> EXERCISE DESCRIPTION: Take the data that sits below and write it out again exactly.

> INFORMATION GIVEN:
※ ※ ※
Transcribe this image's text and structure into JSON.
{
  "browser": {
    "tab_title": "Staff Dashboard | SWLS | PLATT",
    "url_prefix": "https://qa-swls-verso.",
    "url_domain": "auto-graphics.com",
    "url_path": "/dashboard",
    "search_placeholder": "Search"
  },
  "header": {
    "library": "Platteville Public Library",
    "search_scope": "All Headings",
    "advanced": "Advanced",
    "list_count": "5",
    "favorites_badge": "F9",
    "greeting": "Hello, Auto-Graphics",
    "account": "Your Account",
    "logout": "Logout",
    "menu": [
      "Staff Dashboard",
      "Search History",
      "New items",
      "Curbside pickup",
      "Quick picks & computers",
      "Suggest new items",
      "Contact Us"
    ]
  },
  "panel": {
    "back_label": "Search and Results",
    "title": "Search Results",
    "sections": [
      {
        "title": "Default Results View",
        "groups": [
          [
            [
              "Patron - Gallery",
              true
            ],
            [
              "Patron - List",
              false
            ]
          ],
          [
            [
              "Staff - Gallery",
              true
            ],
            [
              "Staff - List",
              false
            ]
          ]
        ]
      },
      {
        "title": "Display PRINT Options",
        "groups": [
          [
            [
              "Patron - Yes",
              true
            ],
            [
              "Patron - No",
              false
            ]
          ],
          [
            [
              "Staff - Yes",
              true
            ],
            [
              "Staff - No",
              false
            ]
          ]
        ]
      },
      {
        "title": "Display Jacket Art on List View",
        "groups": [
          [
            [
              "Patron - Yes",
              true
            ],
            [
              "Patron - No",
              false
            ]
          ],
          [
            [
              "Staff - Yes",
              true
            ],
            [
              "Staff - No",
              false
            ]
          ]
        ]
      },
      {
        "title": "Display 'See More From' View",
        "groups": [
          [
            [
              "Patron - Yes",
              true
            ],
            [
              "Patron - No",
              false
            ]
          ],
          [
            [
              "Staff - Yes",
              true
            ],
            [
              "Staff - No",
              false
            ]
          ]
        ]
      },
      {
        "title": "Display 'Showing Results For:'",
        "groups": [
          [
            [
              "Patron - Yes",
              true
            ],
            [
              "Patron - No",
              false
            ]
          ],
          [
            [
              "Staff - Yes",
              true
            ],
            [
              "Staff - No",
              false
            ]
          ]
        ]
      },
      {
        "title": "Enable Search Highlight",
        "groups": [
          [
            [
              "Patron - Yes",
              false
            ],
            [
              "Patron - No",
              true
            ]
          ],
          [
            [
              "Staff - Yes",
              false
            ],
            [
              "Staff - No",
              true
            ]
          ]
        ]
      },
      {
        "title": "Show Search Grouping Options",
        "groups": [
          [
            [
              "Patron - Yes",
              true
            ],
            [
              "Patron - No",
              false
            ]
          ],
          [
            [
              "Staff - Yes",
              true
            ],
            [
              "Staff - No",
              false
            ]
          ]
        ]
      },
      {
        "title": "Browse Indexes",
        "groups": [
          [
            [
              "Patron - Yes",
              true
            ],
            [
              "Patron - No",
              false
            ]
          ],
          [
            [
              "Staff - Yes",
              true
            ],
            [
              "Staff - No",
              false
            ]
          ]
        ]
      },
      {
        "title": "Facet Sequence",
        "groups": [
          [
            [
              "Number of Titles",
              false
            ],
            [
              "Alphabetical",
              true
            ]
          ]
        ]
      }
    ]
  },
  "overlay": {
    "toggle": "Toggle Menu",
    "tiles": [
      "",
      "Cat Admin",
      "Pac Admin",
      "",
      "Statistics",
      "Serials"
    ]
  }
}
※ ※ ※
> RESULT FOR THIS EXERCISE:
Transcribe this image's text and structure into JSON.
{
  "browser": {
    "tab_title": "Staff Dashboard | SWLS | PLATT",
    "url_prefix": "https://qa-swls-verso.",
    "url_domain": "auto-graphics.com",
    "url_path": "/dashboard",
    "search_placeholder": "Search"
  },
  "header": {
    "library": "Platteville Public Library",
    "search_scope": "All Headings",
    "advanced": "Advanced",
    "list_count": "5",
    "favorites_badge": "F9",
    "greeting": "Hello, Auto-Graphics",
    "account": "Your Account",
    "logout": "Logout",
    "menu": [
      "Staff Dashboard",
      "Search History",
      "New items",
      "Curbside pickup",
      "Quick picks & computers",
      "Suggest new items",
      "Contact Us"
    ]
  },
  "panel": {
    "back_label": "Search and Results",
    "title": "Search Results",
    "sections": [
      {
        "title": "Default Results View",
        "groups": [
          [
            [
              "Patron - Gallery",
              true
            ],
            [
              "Patron - List",
              false
            ]
          ],
          [
            [
              "Staff - Gallery",
              true
            ],
            [
              "Staff - List",
              false
            ]
          ]
        ]
      },
      {
        "title": "Display PRINT Options",
        "groups": [
          [
            [
              "Patron - Yes",
              true
            ],
            [
              "Patron - No",
              false
            ]
          ],
          [
            [
              "Staff - Yes",
              true
            ],
            [
              "Staff - No",
              false
            ]
          ]
        ]
      },
      {
        "title": "Display Jacket Art on List View",
        "groups": [
          [
            [
              "Patron - Yes",
              true
            ],
            [
              "Patron - No",
              false
            ]
          ],
          [
            [
              "Staff - Yes",
              true
            ],
            [
              "Staff - No",
              false
            ]
          ]
        ]
      },
      {
        "title": "Display 'See More From' View",
        "groups": [
          [
            [
              "Patron - Yes",
              true
            ],
            [
              "Patron - No",
              false
            ]
          ],
          [
            [
              "Staff - Yes",
              true
            ],
            [
              "Staff - No",
              false
            ]
          ]
        ]
      },
      {
        "title": "Display 'Showing Results For:'",
        "groups": [
          [
            [
              "Patron - Yes",
              true
            ],
            [
              "Patron - No",
              false
            ]
          ],
          [
            [
              "Staff - Yes",
              true
            ],
            [
              "Staff - No",
              false
            ]
          ]
        ]
      },
      {
        "title": "Enable Search Highlight",
        "groups": [
          [
            [
              "Patron - Yes",
              false
            ],
            [
              "Patron - No",
              true
            ]
          ],
          [
            [
              "Staff - Yes",
              false
            ],
            [
              "Staff - No",
              true
            ]
          ]
        ]
      },
      {
        "title": "Show Search Grouping Options",
        "groups": [
          [
            [
              "Patron - Yes",
              true
            ],
            [
              "Patron - No",
              false
            ]
          ],
          [
            [
              "Staff - Yes",
              true
            ],
            [
              "Staff - No",
              false
            ]
          ]
        ]
      },
      {
        "title": "Browse Indexes",
        "groups": [
          [
            [
              "Patron - Yes",
              true
            ],
            [
              "Patron - No",
              false
            ]
          ],
          [
            [
              "Staff - Yes",
              true
            ],
            [
              "Staff - No",
              false
            ]
          ]
        ]
      },
      {
        "title": "Facet Sequence",
        "groups": [
          [
            [
              "Number of Titles",
              false
            ],
            [
              "Alphabetical",
              true
            ]
          ]
        ]
      }
    ]
  },
  "overlay": {
    "toggle": "Toggle Menu",
    "tiles": [
      "",
      "Cat Admin",
      "Pac Admin",
      "",
      "Statistics",
      "Serials"
    ]
  }
}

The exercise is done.